▶ [Activity]
For the word "千题册基础知识册", search the records and show each line in which it occurs.

++++++++++++++++++++

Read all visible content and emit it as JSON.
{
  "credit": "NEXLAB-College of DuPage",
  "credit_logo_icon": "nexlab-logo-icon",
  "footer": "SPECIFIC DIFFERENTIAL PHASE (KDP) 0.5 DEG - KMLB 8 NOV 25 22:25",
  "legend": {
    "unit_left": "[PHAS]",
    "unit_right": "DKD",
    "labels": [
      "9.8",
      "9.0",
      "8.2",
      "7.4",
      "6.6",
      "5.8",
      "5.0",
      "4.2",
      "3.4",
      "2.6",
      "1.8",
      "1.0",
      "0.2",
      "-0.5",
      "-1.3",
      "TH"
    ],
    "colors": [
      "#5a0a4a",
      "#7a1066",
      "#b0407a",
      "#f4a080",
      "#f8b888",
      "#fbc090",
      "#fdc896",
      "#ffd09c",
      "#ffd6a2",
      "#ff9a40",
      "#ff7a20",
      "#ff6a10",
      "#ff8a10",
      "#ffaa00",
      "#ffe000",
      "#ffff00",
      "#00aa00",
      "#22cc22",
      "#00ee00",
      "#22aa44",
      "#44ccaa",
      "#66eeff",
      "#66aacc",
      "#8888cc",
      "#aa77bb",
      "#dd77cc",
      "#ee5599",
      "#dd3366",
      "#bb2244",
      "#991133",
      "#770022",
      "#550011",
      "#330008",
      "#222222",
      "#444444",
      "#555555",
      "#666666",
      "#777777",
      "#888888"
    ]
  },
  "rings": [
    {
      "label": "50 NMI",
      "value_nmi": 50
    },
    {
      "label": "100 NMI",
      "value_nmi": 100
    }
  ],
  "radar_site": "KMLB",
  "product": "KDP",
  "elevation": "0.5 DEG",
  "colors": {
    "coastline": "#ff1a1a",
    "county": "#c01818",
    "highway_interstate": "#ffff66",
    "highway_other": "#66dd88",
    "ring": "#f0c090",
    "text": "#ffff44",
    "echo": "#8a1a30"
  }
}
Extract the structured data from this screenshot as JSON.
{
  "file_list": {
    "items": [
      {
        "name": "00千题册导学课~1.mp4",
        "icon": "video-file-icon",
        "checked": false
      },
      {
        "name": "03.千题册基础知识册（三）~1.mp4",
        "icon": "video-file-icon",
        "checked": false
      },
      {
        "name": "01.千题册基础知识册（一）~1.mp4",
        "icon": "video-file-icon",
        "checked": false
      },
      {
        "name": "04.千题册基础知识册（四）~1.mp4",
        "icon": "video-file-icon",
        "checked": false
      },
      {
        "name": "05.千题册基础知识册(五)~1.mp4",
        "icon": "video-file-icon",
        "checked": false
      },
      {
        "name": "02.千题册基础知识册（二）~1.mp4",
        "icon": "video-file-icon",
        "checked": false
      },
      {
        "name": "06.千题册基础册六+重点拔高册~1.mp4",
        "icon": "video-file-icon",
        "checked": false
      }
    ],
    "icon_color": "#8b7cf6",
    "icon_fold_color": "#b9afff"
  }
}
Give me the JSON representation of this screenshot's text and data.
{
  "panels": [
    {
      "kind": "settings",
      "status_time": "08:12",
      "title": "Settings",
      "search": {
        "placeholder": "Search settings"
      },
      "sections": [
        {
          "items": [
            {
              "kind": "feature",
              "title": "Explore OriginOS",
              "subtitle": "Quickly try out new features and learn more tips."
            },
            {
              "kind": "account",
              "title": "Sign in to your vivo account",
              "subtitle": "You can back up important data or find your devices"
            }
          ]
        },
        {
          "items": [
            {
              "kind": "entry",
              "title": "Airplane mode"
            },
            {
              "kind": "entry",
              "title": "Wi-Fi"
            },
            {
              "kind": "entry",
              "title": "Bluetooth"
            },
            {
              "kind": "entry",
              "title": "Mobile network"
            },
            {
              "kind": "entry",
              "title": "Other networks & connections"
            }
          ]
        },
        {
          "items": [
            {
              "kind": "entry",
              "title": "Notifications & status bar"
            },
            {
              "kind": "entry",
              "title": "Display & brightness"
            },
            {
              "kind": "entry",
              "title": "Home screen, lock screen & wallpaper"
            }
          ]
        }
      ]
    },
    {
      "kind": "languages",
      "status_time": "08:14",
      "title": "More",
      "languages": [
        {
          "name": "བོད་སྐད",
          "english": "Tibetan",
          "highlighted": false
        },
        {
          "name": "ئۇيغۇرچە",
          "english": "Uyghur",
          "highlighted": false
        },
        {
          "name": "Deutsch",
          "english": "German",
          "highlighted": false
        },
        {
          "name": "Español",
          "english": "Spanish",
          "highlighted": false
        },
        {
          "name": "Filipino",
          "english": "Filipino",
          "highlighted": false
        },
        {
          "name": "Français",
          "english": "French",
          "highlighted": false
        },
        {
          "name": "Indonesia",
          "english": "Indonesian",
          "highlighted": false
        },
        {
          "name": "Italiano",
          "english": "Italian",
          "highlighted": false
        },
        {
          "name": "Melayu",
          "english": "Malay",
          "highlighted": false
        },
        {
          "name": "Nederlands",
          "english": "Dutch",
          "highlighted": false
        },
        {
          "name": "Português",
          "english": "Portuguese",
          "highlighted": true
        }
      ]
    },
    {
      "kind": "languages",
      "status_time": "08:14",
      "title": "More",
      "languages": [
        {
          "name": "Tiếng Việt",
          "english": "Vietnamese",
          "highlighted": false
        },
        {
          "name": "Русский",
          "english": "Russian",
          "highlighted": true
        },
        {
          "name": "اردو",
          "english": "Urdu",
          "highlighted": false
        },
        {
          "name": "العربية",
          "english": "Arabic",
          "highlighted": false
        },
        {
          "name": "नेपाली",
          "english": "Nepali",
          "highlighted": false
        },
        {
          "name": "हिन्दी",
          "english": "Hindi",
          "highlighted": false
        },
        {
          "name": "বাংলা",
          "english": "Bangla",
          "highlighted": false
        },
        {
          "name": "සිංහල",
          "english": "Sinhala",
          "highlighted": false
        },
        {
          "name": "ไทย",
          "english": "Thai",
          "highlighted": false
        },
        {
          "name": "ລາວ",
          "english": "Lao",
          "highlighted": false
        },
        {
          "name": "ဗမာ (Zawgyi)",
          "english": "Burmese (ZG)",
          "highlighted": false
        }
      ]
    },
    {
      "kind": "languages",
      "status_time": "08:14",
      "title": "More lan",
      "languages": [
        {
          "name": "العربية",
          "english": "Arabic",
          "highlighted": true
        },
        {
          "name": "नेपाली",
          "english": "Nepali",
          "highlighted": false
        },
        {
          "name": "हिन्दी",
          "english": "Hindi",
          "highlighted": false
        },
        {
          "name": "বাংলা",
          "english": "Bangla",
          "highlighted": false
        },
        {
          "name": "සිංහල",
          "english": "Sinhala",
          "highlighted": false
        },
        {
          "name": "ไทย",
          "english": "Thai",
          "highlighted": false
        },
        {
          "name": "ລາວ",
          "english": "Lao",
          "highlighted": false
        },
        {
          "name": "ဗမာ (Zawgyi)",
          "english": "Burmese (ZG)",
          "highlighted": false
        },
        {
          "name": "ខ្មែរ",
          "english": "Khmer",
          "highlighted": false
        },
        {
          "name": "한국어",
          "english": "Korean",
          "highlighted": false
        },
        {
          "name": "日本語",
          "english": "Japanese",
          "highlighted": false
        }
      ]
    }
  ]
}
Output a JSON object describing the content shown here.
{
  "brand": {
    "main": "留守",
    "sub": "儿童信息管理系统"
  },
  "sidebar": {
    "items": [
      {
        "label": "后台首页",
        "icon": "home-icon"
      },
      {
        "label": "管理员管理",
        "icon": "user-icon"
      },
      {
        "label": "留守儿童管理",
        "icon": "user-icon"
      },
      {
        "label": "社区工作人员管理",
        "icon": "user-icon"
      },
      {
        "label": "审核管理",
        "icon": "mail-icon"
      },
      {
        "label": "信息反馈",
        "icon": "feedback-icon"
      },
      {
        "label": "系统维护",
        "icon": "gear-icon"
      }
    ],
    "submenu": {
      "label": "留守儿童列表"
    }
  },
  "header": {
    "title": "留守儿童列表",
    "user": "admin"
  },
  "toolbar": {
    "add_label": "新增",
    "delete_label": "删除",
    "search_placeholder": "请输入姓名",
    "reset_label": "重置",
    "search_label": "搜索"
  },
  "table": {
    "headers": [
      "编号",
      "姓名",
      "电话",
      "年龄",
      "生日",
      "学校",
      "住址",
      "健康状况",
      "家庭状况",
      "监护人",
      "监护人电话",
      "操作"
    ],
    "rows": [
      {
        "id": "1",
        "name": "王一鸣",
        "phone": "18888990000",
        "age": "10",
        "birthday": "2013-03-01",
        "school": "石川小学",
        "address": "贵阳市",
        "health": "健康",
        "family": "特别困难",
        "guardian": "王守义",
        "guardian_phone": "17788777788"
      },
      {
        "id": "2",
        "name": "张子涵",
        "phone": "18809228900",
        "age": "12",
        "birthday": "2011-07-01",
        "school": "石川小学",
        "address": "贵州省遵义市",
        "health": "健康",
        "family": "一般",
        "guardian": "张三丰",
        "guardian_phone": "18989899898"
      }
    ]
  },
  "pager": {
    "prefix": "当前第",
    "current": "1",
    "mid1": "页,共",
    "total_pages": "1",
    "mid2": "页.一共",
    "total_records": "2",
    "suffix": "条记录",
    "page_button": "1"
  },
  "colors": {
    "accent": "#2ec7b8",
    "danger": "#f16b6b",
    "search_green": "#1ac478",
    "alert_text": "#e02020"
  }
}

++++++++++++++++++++

▶ [Exercise answer]
        "name": "03.千题册基础知识册（三）~1.mp4",
        "name": "01.千题册基础知识册（一）~1.mp4",
        "name": "04.千题册基础知识册（四）~1.mp4",
        "name": "05.千题册基础知识册(五)~1.mp4",
        "name": "02.千题册基础知识册（二）~1.mp4",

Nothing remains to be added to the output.